• ACTION ITEM: Repeat every record exactly, but omit the images.

• THE RECORDS:

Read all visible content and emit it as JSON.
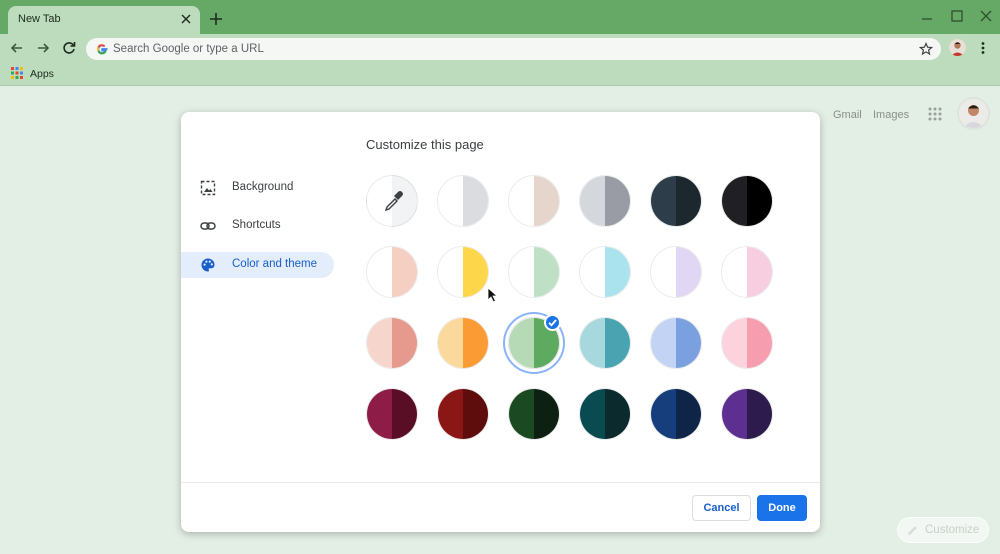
{
  "browser": {
    "tab_title": "New Tab",
    "omnibox_placeholder": "Search Google or type a URL",
    "bookmarks": {
      "apps_label": "Apps"
    }
  },
  "ntp": {
    "gmail_link": "Gmail",
    "images_link": "Images",
    "customize_label": "Customize"
  },
  "dialog": {
    "title": "Customize this page",
    "menu": [
      {
        "label": "Background",
        "icon": "background-icon"
      },
      {
        "label": "Shortcuts",
        "icon": "link-icon"
      },
      {
        "label": "Color and theme",
        "icon": "palette-icon",
        "active": true
      }
    ],
    "themes": [
      {
        "name": "custom-color",
        "left": "#f1f3f4",
        "right": "#f1f3f4",
        "custom": true
      },
      {
        "name": "default-light",
        "left": "#ffffff",
        "right": "#dadce0"
      },
      {
        "name": "warm-grey",
        "left": "#ffffff",
        "right": "#e6d5cd"
      },
      {
        "name": "cool-grey",
        "left": "#d4d7dc",
        "right": "#999ca5"
      },
      {
        "name": "midnight-blue",
        "left": "#2d3e4a",
        "right": "#1c272e"
      },
      {
        "name": "black",
        "left": "#202024",
        "right": "#000000"
      },
      {
        "name": "beige-white",
        "left": "#ffffff",
        "right": "#f5cfc1"
      },
      {
        "name": "yellow-white",
        "left": "#ffffff",
        "right": "#fdd64a"
      },
      {
        "name": "green-white",
        "left": "#ffffff",
        "right": "#bfe0c5"
      },
      {
        "name": "light-teal-white",
        "left": "#ffffff",
        "right": "#aae3ee"
      },
      {
        "name": "light-purple-white",
        "left": "#ffffff",
        "right": "#e2d6f5"
      },
      {
        "name": "pink-white",
        "left": "#ffffff",
        "right": "#f6cee0"
      },
      {
        "name": "beige",
        "left": "#f6d6cc",
        "right": "#e6998d"
      },
      {
        "name": "orange",
        "left": "#fbd89b",
        "right": "#fb9b33"
      },
      {
        "name": "light-green",
        "left": "#b6dab6",
        "right": "#5eaa60",
        "selected": true
      },
      {
        "name": "light-teal",
        "left": "#a7d8de",
        "right": "#4aa3b0"
      },
      {
        "name": "light-purple",
        "left": "#c2d3f3",
        "right": "#7ba0e0"
      },
      {
        "name": "pink",
        "left": "#fcd3dc",
        "right": "#f69db0"
      },
      {
        "name": "dark-red-pink",
        "left": "#8d1d46",
        "right": "#5a0e26"
      },
      {
        "name": "dark-red",
        "left": "#8b1616",
        "right": "#5e0c0c"
      },
      {
        "name": "dark-green",
        "left": "#1b4a22",
        "right": "#0d2012"
      },
      {
        "name": "dark-teal",
        "left": "#0a4b52",
        "right": "#0a2a2e"
      },
      {
        "name": "dark-blue",
        "left": "#163e7c",
        "right": "#0e2548"
      },
      {
        "name": "purple",
        "left": "#5c2f90",
        "right": "#2e1b4d"
      }
    ],
    "cancel_label": "Cancel",
    "done_label": "Done"
  },
  "colors": {
    "frame": "#66a866",
    "toolbar": "#bcdcbd",
    "accent": "#1a73e8"
  }
}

• TASK OUTPUT:
Read all visible content and emit it as JSON.
{
  "browser": {
    "tab_title": "New Tab",
    "omnibox_placeholder": "Search Google or type a URL",
    "bookmarks": {
      "apps_label": "Apps"
    }
  },
  "ntp": {
    "gmail_link": "Gmail",
    "images_link": "Images",
    "customize_label": "Customize"
  },
  "dialog": {
    "title": "Customize this page",
    "menu": [
      {
        "label": "Background",
        "icon": "background-icon"
      },
      {
        "label": "Shortcuts",
        "icon": "link-icon"
      },
      {
        "label": "Color and theme",
        "icon": "palette-icon",
        "active": true
      }
    ],
    "themes": [
      {
        "name": "custom-color",
        "left": "#f1f3f4",
        "right": "#f1f3f4",
        "custom": true
      },
      {
        "name": "default-light",
        "left": "#ffffff",
        "right": "#dadce0"
      },
      {
        "name": "warm-grey",
        "left": "#ffffff",
        "right": "#e6d5cd"
      },
      {
        "name": "cool-grey",
        "left": "#d4d7dc",
        "right": "#999ca5"
      },
      {
        "name": "midnight-blue",
        "left": "#2d3e4a",
        "right": "#1c272e"
      },
      {
        "name": "black",
        "left": "#202024",
        "right": "#000000"
      },
      {
        "name": "beige-white",
        "left": "#ffffff",
        "right": "#f5cfc1"
      },
      {
        "name": "yellow-white",
        "left": "#ffffff",
        "right": "#fdd64a"
      },
      {
        "name": "green-white",
        "left": "#ffffff",
        "right": "#bfe0c5"
      },
      {
        "name": "light-teal-white",
        "left": "#ffffff",
        "right": "#aae3ee"
      },
      {
        "name": "light-purple-white",
        "left": "#ffffff",
        "right": "#e2d6f5"
      },
      {
        "name": "pink-white",
        "left": "#ffffff",
        "right": "#f6cee0"
      },
      {
        "name": "beige",
        "left": "#f6d6cc",
        "right": "#e6998d"
      },
      {
        "name": "orange",
        "left": "#fbd89b",
        "right": "#fb9b33"
      },
      {
        "name": "light-green",
        "left": "#b6dab6",
        "right": "#5eaa60",
        "selected": true
      },
      {
        "name": "light-teal",
        "left": "#a7d8de",
        "right": "#4aa3b0"
      },
      {
        "name": "light-purple",
        "left": "#c2d3f3",
        "right": "#7ba0e0"
      },
      {
        "name": "pink",
        "left": "#fcd3dc",
        "right": "#f69db0"
      },
      {
        "name": "dark-red-pink",
        "left": "#8d1d46",
        "right": "#5a0e26"
      },
      {
        "name": "dark-red",
        "left": "#8b1616",
        "right": "#5e0c0c"
      },
      {
        "name": "dark-green",
        "left": "#1b4a22",
        "right": "#0d2012"
      },
      {
        "name": "dark-teal",
        "left": "#0a4b52",
        "right": "#0a2a2e"
      },
      {
        "name": "dark-blue",
        "left": "#163e7c",
        "right": "#0e2548"
      },
      {
        "name": "purple",
        "left": "#5c2f90",
        "right": "#2e1b4d"
      }
    ],
    "cancel_label": "Cancel",
    "done_label": "Done"
  },
  "colors": {
    "frame": "#66a866",
    "toolbar": "#bcdcbd",
    "accent": "#1a73e8"
  }
}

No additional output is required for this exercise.